The Jomolhari Loop Trek may be an easy trek according to the ratings, but it is a trek at high altitudes, so you may want to bring some warmer clothing for the afternoons and evenings, when it can get a little chilly in the mountains. As the trek is along rough terrain for most of it, you will need a good sturdy pair of hiking boots, and it is a good idea to have some good woolen socks to keep your feet warm.
You will also need a day pack, as your main pack will be portered to the next campsite. The day pack is useful for carrying things like your camera, water, and other essential items with you. It is also a good idea to bring a good, wide-brimmed hat, sunglasses, and sun cream with you to protect you from the harsh sunlight at the higher altitudes. If you are trekking in the winter months, warm gloves, plenty of layers, and a thick fleece or hiking jacket is essential. For the summer months, make sure that you have waterproof clothing, as it can get a little wet.
Accommodations and Meals during this Trek
All of your accommodation and food on the tours in Bhutan are included in the price of the tour itself. When trekking, your food is also included, and will be cooked for you by a cook that will be in the support team at each campsite. Your camping equipment is also part of the inclusive items for the treks in Bhutan, and will be provided by your tour operator.
Campsite with lush plants surrounded, green grass underneath, and large tent pitched for cooking and meal-having by the riverside.
Conclusion according to Jomolhari Loop Trek Review

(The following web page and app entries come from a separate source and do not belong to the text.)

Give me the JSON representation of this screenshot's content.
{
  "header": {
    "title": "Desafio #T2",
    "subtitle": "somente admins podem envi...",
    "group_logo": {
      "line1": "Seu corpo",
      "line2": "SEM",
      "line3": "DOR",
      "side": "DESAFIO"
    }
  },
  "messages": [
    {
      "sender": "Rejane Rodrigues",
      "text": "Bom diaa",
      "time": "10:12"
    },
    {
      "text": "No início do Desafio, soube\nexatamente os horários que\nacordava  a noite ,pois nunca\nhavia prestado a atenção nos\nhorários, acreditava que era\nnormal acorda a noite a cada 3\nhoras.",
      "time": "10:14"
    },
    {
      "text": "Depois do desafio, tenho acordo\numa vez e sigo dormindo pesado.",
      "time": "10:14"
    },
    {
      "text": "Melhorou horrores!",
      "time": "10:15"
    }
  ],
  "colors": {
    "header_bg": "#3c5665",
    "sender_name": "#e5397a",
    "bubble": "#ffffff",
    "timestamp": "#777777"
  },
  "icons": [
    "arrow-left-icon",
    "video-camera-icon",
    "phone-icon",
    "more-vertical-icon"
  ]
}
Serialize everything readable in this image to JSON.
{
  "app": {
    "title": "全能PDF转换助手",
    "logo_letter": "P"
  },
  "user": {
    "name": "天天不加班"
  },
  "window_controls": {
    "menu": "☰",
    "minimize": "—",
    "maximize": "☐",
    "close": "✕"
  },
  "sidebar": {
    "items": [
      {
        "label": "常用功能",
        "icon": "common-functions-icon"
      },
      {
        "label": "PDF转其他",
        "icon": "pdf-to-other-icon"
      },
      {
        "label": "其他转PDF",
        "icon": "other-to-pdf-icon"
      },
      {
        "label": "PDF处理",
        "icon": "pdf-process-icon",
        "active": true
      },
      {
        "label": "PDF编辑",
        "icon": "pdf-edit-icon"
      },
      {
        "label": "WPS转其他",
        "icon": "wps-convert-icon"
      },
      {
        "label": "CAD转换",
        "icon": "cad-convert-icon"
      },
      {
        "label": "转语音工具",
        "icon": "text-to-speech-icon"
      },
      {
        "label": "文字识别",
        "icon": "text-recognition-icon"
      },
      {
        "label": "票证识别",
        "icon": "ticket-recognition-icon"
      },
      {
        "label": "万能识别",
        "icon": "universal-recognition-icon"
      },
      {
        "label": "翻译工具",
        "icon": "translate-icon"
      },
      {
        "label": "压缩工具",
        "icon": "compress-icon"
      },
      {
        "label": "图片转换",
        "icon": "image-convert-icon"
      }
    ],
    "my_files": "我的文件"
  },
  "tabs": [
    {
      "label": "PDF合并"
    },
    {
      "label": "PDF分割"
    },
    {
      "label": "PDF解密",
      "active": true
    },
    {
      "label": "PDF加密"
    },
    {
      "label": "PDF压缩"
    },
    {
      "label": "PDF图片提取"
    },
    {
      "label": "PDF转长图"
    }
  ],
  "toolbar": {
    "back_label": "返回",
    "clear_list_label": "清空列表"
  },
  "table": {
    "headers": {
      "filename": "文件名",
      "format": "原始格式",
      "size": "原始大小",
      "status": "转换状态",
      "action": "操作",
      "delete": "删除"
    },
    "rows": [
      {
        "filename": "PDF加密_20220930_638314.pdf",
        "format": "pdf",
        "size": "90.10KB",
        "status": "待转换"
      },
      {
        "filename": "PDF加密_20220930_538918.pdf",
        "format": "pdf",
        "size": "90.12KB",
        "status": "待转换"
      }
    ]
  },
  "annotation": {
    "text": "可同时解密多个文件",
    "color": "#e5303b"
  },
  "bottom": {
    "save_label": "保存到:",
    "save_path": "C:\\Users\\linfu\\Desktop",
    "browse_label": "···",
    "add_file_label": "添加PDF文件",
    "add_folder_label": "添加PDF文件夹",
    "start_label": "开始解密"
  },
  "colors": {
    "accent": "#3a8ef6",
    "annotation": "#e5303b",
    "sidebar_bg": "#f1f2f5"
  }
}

The Jomolhari Loop Trek is one of the most popular medium-range treks in Bhutan, and has excellent reviews by trekkers from all around the world. One of the most popular aspects of the trek, according to reviewers, is the stopover at Jangothang for a complete day, allowing you to spend the day exploring the area better, and getting some of the best shots of the mountain, especially at sunset and sunrise, which most “base camp” treks do not have.